None of this is unprecedented. “Tongue-in-cheek” has been a popular mode for horror movies since the days of James Whale (if not earlier), and has often produced good results. Joe Dante built an impressive career out of mocking the kinds of films he loves, while some of John Carpenter’s best movies have been at least partially comic. The difference is that a lot of the post-Grindhouse pictures aren’t just going for “irreverent” or “spoofy,” but rather “intentionally awful.” When Rodriguez and Tarantino were promoting Grindhouse, they talked about making movies that were as good as what the trailers for the old grindhouse movies promised. They weren’t looking to bury genre fans in more Syfy Channel-level schlock, where titles like Sharktopus or Arachnoquake sound like they’re going to be more fun than they turn out to be.

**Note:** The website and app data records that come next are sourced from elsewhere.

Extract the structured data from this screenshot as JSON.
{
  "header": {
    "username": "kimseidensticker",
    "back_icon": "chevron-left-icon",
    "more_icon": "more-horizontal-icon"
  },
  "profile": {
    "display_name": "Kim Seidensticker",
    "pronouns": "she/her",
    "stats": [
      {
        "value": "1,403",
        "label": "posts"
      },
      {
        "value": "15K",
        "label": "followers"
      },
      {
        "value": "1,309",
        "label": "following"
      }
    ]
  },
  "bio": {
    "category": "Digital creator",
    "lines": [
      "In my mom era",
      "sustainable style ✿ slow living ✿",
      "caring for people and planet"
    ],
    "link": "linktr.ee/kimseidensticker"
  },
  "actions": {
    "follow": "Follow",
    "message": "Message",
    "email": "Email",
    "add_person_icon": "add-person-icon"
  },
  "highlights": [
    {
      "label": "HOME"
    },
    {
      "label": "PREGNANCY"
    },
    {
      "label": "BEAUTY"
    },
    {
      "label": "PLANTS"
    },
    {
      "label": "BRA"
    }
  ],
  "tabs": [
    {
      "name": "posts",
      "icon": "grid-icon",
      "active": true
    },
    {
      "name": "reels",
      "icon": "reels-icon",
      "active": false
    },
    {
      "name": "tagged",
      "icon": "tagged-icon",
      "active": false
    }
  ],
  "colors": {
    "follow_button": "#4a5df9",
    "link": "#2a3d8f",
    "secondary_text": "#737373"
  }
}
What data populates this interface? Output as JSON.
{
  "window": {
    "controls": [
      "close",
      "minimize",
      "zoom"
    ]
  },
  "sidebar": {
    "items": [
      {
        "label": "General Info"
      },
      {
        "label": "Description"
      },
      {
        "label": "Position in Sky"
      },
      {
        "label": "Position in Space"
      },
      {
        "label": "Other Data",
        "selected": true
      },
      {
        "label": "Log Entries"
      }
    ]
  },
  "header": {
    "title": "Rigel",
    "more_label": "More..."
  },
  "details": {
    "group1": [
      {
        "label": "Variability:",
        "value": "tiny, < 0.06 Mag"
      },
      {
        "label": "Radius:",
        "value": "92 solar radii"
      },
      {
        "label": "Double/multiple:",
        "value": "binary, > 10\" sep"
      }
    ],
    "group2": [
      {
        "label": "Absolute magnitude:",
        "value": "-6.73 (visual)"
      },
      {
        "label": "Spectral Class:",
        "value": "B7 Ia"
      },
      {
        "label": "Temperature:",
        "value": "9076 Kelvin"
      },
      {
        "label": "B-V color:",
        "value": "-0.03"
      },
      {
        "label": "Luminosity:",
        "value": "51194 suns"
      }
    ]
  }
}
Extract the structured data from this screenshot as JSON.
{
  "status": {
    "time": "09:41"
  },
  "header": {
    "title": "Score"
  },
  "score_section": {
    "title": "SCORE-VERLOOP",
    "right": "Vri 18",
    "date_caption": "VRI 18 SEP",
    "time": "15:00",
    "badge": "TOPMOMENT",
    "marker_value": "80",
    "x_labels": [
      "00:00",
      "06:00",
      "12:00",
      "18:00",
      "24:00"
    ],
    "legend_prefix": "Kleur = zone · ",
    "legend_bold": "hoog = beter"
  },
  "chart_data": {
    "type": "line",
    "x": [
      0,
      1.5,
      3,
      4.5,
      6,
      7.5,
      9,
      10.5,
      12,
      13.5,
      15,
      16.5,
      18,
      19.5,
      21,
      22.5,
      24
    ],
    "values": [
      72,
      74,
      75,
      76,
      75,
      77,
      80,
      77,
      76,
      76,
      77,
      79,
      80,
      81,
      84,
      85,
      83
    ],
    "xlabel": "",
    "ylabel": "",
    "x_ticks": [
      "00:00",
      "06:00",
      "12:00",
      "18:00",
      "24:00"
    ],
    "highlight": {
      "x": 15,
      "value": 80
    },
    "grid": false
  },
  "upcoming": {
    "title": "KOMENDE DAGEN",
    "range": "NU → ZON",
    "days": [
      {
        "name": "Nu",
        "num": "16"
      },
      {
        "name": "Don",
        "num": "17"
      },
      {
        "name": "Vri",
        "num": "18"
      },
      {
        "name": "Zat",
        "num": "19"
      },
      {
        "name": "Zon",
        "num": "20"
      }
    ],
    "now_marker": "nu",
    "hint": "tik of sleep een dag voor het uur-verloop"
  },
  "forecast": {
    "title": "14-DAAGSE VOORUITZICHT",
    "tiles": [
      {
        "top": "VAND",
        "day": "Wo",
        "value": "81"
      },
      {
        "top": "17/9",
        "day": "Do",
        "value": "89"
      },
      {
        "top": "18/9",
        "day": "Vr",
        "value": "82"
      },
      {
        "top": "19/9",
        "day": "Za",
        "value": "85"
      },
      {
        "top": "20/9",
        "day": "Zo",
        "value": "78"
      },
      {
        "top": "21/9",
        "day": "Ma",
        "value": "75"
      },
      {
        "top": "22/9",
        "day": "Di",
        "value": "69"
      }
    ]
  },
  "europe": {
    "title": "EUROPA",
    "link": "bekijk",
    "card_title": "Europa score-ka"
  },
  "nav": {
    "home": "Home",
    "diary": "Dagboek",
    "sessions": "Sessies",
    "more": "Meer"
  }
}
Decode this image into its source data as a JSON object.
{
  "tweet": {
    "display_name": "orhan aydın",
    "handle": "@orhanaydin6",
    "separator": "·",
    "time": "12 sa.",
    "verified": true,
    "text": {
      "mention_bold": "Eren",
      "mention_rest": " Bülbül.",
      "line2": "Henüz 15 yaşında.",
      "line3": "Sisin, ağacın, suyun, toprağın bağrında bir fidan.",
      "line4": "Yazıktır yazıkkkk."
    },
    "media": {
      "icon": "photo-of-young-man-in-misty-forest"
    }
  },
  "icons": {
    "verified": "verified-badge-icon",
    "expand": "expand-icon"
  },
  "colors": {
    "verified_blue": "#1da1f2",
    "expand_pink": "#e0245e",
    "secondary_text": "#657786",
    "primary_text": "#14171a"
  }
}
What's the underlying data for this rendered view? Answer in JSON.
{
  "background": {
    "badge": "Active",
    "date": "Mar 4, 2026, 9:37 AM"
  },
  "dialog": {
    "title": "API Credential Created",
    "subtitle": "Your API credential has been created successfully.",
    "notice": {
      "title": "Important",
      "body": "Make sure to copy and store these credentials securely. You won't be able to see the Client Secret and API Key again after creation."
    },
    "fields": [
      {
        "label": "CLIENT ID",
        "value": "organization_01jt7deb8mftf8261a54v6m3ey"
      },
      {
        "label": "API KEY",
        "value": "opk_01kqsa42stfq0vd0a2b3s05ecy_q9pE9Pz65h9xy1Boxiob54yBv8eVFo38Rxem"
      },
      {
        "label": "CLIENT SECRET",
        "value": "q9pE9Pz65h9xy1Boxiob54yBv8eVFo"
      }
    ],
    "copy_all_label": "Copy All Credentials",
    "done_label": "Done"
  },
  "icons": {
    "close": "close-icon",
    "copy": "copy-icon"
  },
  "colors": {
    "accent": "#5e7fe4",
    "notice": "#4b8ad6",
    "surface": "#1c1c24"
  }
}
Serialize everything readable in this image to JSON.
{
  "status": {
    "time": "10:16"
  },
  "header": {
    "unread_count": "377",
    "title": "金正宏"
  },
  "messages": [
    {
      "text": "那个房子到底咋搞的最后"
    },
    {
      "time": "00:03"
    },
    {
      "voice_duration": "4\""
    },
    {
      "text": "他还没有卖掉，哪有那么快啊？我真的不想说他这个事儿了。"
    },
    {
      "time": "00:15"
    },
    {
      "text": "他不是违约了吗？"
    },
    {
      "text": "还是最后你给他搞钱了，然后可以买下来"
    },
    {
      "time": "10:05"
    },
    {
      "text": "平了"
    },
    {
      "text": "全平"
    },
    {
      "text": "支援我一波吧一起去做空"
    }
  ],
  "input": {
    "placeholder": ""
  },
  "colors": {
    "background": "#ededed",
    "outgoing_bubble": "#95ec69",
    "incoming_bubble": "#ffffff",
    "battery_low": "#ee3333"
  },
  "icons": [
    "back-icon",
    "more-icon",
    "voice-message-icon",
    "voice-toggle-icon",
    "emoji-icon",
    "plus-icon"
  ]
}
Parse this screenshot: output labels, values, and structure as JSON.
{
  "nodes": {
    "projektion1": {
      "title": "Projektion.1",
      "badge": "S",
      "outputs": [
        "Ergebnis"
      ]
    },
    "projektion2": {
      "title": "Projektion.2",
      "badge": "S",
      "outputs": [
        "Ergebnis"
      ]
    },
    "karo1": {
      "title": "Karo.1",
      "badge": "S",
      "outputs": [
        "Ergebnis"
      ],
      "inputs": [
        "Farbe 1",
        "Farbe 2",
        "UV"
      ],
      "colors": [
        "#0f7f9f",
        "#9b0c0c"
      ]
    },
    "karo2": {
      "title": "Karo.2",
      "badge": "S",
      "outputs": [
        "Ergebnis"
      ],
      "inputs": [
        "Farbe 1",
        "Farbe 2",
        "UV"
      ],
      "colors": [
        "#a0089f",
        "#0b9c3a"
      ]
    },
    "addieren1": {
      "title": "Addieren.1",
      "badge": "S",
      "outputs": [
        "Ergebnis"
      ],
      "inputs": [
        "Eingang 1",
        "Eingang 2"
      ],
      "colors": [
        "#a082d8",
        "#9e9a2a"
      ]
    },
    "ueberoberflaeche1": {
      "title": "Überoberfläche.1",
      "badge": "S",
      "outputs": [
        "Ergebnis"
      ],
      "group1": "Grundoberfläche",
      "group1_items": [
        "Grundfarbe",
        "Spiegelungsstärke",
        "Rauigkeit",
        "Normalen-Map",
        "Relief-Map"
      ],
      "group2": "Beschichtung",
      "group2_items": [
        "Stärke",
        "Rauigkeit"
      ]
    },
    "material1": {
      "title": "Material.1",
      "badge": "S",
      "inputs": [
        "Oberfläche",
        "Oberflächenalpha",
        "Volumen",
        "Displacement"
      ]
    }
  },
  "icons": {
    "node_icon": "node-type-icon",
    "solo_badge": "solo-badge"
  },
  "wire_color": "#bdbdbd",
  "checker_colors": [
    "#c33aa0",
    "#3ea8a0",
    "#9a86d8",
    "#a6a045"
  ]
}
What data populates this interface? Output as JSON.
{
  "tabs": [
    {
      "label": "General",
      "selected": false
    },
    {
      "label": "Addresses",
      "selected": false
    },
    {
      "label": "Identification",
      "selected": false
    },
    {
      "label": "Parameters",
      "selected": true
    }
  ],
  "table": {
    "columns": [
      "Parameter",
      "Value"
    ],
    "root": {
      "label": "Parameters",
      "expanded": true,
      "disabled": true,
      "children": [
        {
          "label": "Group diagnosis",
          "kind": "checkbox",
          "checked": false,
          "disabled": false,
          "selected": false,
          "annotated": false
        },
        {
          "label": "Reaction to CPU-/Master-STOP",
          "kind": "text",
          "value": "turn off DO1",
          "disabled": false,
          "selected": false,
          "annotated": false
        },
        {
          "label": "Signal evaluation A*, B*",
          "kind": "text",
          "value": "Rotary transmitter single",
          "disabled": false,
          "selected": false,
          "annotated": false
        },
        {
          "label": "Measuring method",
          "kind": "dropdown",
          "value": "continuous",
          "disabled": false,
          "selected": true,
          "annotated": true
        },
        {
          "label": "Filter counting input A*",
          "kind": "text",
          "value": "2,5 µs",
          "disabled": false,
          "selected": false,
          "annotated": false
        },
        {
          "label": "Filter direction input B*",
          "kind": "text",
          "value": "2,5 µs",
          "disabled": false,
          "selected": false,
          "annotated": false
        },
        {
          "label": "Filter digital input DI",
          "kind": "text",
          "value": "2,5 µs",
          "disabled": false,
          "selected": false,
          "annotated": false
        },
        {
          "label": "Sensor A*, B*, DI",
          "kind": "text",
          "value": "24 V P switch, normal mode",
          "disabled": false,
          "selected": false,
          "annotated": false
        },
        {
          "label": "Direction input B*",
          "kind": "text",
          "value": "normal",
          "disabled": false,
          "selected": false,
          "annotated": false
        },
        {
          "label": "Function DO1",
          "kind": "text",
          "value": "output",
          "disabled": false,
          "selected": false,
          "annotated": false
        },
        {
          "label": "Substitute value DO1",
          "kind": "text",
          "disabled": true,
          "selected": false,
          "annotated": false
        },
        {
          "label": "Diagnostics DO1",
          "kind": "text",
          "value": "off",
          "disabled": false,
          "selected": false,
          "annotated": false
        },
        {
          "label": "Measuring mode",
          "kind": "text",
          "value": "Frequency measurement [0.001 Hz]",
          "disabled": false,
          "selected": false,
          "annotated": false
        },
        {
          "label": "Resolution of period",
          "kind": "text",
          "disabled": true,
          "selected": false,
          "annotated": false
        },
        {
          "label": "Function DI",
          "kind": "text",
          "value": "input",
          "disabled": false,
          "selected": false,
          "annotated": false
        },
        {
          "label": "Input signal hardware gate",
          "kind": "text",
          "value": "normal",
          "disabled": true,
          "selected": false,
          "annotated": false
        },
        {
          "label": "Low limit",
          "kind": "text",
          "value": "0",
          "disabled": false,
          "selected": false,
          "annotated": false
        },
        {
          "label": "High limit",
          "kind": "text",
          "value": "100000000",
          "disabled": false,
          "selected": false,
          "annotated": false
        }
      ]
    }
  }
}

The problem with these winking, retro-styled B-movies is that the more this becomes a viable mode for attracting investors and telling stories—the more the likes of Strippers Vs. Werewolves become the norm—the less room there is for more original genre movies like Richard Bates Jr.’s deeply personal body-horror teen pic Excision, or Evan Glodell’s bad-breakup-as-apocalyptic-crisis drama Bellflower, or Ti West’s much smarter retro-horror efforts The House Of The Devil and The Innkeepers. It even means that some genuinely fun mainstream B-movies like the escape-from-space-jail action picture Lockout don’t get as much attention as they deserve, because they lack a gimmick. Not all genre fans like those movies, granted, and none of them are without flaws. But they’re at least trying something bold, and unapologetically so.

By contrast, many of the post-Grindhouse movies declare themselves as bad, and thus legitimize incompetence. One of the reasons “found footage” horror films have become so common is that the format forgives a lot of sins, letting young filmmakers make aimless, poorly shot movies that excuse their own artlessness. (That’s one of the reasons Barry Levinson’s upcoming found-footage eco-horror movie The Bay is so impressive, because it imposes some classical filmmaking/storytelling virtues onto an amateurish genre.) The Grindhouse-esque films are following that same pattern. The Trost brothers’ quirky festival favorite The FP is a case in point: It runs a charmingly weird idea, about a grim future where foul-mouthed gangs square off in life-or-death Dance Dance Revolution matches, through a one-joke ’80s-video-store-remainder-bin filter, which gives the film a license to be badly acted and annoyingly repetitive.

It’s good to see B-movies that have some sense of history, and that are trying to be entertaining, not heavy. But sometimes injecting kitsch into a film is like injecting steroids into an athlete: It’s a shortcut, and one that adds beef while shrinking balls. There’s nothing wrong with an exploitation film that tries to make its audience feel uncomfortable, or even genuinely titillated. It’s okay to be badass, not just “badass.”